The new licenses are for digital operation only and new Class A licenses will not be offered. Applicants for licenses in rural areas more than 121 kilometers (75 miles) from the 100 cities listed in Appendix A of the Public Notice can begin filing applications August 25, 2009. Applications for new licenses and major modifications for LPTV and TV translator stations anywhere in the country will be accepted starting Jan. 25, 2010. For a look at DTV reception in an area some may not consider rural, see the article Digital TV means no TV for rural folks in the Newark Advocate.

Since June 12, stations have filed applications to increase power and change channels. Recognizing this, the FCC issued this warning to people filing applications: "We also remind applicants that additional adjustments in the facilities and assigned channels of full-power television broadcast stations may be required as the transition of that service to digital mode is optimized. These adjustments, the extent of which is not fully known at this time, could have an adverse impact, including displacement, on applicants filing under the procedures in this Public Notice."

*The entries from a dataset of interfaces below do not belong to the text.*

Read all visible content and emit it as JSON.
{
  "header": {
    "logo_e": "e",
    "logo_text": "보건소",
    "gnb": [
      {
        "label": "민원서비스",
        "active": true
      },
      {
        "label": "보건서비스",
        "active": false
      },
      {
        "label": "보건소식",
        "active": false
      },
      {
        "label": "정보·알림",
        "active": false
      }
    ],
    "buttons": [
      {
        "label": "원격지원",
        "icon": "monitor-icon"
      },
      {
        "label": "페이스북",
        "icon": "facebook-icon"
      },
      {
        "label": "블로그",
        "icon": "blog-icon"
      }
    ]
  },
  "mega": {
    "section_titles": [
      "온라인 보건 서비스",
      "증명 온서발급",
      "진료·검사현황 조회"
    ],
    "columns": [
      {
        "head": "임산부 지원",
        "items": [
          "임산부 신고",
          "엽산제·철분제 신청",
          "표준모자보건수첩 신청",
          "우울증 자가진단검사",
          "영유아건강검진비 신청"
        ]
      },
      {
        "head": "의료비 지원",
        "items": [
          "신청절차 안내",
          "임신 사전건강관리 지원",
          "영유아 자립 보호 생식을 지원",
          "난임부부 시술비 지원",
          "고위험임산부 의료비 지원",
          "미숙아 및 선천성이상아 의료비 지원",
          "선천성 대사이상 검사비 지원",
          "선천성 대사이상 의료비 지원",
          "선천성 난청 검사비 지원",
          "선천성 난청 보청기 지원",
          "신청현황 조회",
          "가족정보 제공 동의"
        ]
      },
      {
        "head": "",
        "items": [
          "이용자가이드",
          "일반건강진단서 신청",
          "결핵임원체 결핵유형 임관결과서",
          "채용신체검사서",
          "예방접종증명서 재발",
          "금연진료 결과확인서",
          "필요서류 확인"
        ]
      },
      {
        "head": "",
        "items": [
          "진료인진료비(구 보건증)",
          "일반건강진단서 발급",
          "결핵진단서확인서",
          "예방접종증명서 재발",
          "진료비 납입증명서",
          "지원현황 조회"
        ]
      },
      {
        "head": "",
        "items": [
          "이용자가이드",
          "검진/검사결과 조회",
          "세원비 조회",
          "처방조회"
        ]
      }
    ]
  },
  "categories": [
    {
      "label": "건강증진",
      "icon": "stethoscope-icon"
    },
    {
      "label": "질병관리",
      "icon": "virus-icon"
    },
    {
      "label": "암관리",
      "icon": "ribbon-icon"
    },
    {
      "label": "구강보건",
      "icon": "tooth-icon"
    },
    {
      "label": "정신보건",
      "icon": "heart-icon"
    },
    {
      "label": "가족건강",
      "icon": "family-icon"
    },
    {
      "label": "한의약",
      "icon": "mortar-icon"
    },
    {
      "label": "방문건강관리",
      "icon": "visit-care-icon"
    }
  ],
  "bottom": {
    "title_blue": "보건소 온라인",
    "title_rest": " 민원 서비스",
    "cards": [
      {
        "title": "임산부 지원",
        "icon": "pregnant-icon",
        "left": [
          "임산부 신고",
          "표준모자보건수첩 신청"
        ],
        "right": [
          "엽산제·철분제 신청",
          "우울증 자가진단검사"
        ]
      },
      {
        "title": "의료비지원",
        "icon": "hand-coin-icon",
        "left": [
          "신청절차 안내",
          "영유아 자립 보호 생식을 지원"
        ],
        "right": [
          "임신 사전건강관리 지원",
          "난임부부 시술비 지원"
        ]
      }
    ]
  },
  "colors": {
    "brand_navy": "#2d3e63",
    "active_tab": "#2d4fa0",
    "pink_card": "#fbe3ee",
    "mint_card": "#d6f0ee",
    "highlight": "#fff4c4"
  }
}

Doug Lung is one of America's foremost authorities on broadcast RF technology. He has been with NBC since 1985 and is currently vice president of broadcast technology for NBC/Telemundo stations.